  2. In today’s world, there are people who do inappropriate things. Many times, it is a kid who is being asked to manage a whole facility of adults who do not follow the rules. This scenario can become stressful and burn out a new Lifeguard on the job. With emergency situations or when trying to professionally handle inappropriate behavior, it is always best to have a colleague as a witness for legal reasons.
  3. There is no adult supervision of the lifeguard. We are back to the point of no help. Most commercial pool companies have trained managers and supervisors that visit the pool to check on the guards, but their day is filled with visiting all of the Pools and making sure that each pool is blue.
  4. It is very difficult when you have to use the bathroom. Many guards are comfortable notifying patrons that nature calls, but do not enforce the rules where patrons need to clear the pool because the guard can not see patrons in the water when they are using the restroom. Why do guards not enforce this very important safety procedure? They feel embarrassed or silly asking the patrons to do this. They also feel that they will upset the guests and get into trouble. There are ways to rectify this issue, but property management, pool management, and the guards have to be consistent with the resolution.
  5. It is sometimes difficult for a guard to get a break. Research suggests that lifeguards should be on a given stand for no more than 30 minutes, and than be given the opportunity to rotate to another stand. This is to avoid fatigue as well as getting distracted. When a pool becomes busy, the guards can not move as their sole responsibility is to watch everyone swim, prevent injuries, and respond to life-threatening emergencies as soon as they arise.
  6. Multiple roles. I am the lifeguard, the gate guard, the resident pool cleaner, custodian, and pool managers! What a distraction and nuisance for guards. Lifeguards get trained in how to prevent and respond to aquatic emergencies. Multi-tasking is one of the RID factors that causes accidents.

Now, I managed to handle the job responsibilities of a single guard because I loved what I was doing. However, being in administration, I had more guards resign because they didn’t like the work environment they were in.

Why are there single guard facilities?

The simple answer is that the community does not usually want to pay for a second guard and the NJ bather code does not have a rule for the number of guards without a number of patrons factored in.

When should there be a second Lifeguard added to the mix?

My professional opinion- when there are more than 10 swimmers.

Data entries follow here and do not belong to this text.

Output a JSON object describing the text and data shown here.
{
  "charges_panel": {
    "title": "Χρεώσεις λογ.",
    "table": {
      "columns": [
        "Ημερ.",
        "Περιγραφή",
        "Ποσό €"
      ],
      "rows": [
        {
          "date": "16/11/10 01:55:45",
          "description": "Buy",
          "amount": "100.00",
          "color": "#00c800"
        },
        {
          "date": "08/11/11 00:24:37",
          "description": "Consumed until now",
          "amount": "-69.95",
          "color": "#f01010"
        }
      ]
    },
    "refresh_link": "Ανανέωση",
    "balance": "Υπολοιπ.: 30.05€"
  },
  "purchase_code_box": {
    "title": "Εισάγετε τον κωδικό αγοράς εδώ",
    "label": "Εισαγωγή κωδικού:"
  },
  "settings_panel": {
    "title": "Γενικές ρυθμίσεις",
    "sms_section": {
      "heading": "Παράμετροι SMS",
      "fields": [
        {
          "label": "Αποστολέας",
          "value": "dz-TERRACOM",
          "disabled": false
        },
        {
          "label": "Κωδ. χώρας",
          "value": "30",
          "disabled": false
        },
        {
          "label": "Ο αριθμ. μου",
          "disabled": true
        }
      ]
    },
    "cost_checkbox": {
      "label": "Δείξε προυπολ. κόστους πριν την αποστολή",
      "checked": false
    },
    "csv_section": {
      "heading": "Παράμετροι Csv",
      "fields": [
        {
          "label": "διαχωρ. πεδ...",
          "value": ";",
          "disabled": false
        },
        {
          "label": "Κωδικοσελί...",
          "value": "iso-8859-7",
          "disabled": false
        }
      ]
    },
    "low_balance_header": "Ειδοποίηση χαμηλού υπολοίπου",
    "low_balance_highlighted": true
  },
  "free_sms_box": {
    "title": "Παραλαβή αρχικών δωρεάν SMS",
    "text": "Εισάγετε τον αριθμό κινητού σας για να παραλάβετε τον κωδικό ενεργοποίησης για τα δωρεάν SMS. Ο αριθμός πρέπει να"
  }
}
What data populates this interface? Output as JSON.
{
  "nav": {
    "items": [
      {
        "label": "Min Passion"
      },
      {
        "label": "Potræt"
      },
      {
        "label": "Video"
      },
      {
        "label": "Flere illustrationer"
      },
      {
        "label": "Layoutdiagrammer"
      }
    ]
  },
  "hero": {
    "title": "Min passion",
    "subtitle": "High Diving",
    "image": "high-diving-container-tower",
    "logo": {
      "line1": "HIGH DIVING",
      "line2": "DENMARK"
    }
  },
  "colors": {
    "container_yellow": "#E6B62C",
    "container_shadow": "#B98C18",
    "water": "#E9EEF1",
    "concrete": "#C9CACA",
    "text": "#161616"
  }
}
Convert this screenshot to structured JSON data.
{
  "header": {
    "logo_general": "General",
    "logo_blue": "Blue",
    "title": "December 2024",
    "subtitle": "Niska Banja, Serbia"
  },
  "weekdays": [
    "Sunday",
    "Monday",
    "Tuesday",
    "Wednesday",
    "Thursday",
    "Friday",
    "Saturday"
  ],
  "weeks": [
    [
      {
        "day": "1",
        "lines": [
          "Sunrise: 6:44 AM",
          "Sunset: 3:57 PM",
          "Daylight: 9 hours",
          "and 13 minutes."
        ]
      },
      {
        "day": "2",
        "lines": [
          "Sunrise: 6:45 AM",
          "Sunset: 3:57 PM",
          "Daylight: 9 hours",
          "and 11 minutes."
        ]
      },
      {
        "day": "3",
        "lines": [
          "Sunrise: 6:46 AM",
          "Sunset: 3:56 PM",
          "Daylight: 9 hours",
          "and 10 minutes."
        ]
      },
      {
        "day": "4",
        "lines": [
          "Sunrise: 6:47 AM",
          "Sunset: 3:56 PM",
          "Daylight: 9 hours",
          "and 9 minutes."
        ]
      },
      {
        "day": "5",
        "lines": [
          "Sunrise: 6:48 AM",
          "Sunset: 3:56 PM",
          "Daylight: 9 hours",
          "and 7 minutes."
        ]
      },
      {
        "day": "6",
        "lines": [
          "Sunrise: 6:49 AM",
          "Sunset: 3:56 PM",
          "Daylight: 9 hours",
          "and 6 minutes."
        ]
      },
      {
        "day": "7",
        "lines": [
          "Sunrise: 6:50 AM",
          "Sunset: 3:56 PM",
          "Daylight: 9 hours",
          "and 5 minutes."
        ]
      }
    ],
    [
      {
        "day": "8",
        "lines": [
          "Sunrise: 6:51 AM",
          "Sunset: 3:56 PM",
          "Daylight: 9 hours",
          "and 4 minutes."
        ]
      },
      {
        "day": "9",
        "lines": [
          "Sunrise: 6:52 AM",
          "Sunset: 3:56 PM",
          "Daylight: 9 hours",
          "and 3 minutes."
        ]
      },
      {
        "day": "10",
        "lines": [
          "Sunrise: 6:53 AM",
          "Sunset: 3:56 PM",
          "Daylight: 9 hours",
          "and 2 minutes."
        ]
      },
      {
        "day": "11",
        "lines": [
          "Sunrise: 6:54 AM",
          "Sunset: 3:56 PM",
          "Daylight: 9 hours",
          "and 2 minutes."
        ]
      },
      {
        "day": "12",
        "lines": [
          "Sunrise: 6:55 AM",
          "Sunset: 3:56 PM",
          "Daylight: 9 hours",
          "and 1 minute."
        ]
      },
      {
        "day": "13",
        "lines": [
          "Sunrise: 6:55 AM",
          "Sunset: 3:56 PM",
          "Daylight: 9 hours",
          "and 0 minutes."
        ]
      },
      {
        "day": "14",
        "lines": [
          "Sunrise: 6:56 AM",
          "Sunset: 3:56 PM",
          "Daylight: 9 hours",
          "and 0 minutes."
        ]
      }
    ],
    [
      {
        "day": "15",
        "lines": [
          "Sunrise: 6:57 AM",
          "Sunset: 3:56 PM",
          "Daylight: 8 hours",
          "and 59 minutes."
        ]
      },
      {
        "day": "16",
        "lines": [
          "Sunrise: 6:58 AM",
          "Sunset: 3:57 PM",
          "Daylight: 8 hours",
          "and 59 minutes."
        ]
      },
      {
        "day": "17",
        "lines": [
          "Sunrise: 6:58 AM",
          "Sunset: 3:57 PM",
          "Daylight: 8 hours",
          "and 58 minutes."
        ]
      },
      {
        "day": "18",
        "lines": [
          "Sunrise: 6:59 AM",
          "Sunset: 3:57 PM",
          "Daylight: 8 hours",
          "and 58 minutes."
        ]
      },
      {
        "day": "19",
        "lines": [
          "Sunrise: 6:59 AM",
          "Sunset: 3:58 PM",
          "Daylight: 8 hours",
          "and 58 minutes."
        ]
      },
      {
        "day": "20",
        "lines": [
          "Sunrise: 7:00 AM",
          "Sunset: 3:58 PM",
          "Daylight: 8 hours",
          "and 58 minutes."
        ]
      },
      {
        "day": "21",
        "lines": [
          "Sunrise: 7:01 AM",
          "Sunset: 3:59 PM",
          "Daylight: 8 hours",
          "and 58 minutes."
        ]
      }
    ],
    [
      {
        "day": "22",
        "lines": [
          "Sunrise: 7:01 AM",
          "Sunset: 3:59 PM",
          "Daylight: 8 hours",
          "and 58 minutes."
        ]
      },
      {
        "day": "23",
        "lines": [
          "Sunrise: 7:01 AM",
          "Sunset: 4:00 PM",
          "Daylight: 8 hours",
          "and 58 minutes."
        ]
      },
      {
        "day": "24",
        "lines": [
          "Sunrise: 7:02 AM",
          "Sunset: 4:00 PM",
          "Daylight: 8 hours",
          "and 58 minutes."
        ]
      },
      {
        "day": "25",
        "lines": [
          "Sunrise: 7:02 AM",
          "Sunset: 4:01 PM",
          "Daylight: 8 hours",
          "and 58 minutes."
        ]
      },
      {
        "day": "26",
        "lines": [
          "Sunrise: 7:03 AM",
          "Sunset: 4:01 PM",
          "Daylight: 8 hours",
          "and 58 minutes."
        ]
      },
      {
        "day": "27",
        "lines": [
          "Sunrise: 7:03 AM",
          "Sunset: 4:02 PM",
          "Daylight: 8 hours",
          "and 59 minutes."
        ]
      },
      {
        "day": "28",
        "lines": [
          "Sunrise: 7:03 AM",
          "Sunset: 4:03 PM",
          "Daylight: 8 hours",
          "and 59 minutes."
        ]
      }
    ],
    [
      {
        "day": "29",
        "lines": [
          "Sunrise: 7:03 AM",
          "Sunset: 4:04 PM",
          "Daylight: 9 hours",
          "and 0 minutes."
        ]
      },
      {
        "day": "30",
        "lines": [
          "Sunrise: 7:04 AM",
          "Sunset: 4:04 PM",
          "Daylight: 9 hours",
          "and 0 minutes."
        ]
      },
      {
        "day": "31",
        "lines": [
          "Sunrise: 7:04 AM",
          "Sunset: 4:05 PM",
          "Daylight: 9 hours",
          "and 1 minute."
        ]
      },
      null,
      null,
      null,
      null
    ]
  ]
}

The code suggests that there only needs to be 1 guard for every 30 swimmers.

I highly recommend that New lifeguards work at multi guard facilities to get support and supervision from qualified adults.